    Manda F, Tadera K, Aoyama K. Skin lesion due to okra (Hibiscus esculentus L.): proteolytic activity and allergenicity of okra. Contact Dermatitis 1992; 26: 95–100.PubMedCrossRefGoogle Scholar
  16. 16).
    Bjorken BE. Contact allergy and depigmentation fromalstroemeria. Contact Dermatitis 1982; 8: 178–184.CrossRefGoogle Scholar
  17. 17).
    Kubo Y, Yoshida H. A flower shop owner with allergic contact dermatitis toAlstroemeria Ligtu L. NICHIHI ARERUGI 1993; 1: 28–31. (in Japanese).Google Scholar
  18. 18).
    Cook DK, Freeman S. Allergic contact dematitis to plants: an analysis of 68 patients tested at the Skin and Cancer Foundation. Australasian Journal of Dermatology. 1997; 38: 129–131.PubMedCrossRefGoogle Scholar
  19. 19).
    McGovern TW.Alstroemeria L. American Journal of Contact Dermatitis 1999; 10: 172–176.PubMedCrossRefGoogle Scholar
  20. 20).
    deJong NW, Vermeulen AM, Gerth van Wijk R, de Groot H. Occupational allergy caused by flowers. Allergy 1998; 53: 204–209.CrossRefGoogle Scholar
  21. 21).
    Christensen LP. Direct release of the allergen tulipalin A fromAltroemeria cut flowers: a possible source of airborne contact dermatitis? Contact Dermatitis 1999; 41: 320–324.PubMedCrossRefGoogle Scholar
  22. 22).
    α-Methylene Butyrolactone. The Merck Index 11th Edition. Merck & Co., Inc. 1989: 954.Google Scholar
  23. 23).
    Slob A. Tulip allergens inalstroemeria and some other liliflorae. Phytochemistry 1973; 12: 811–815.CrossRefGoogle Scholar
  24. 24).
    Slob A, Jekel B, Jong BD. On the occurrence of tuliposides in the liliflorae. Phytochemistry 1975; 14: 1997–2005.CrossRefGoogle Scholar
  25. 25).
    Ohira T. HINSHU NO BUNRUI TO TOKUSEL. In: Ohkawa K, editor. ALUSUTROMERIA. Tokyo: SEIBUNDOUSHINKOSHA, 1994: 36–46. (in Japanese).Google Scholar
  26. 26).
    Arts A. Inzicht in typeAlstroemeria orientatiepunt voor teler. Vakblad voor de Bloemmisterij 1988; 37: 45.Google Scholar
  27. 27).
    Arts A. Methode van dunnen aanpassen ann typeAlstroemeria. Vakblad voor de Bloemmisterij 1988; 38: 46–47.Google Scholar

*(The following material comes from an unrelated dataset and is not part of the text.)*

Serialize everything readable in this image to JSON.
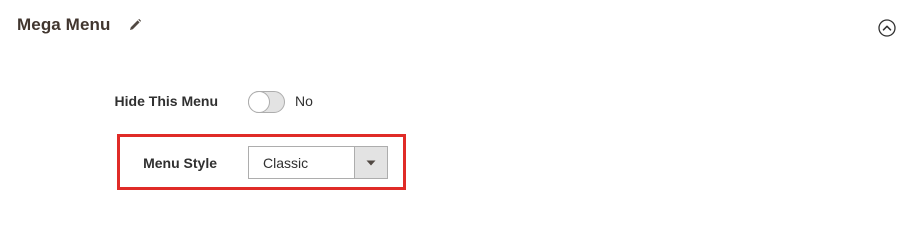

Copyright information

© Japanese Society of Hygiene 2002

Authors and Affiliations

  • Koichi Harada
    • 1
  • Shoko Ohmori
    • 1
  • Chang-Nian Wei
    • 2
  • Yoshiki Arimatsu
    • 3
  • Atsushi Ueda
    • 1
  1. 1.Department of HygieneKumamoto University School of MedicineKumamotoJapan
  2. 2.Kumamoto Total Institute of FitnessKumamoto
  3. 3.Ginkyo College of Medical ScienceKumamoto

Personalised recommendations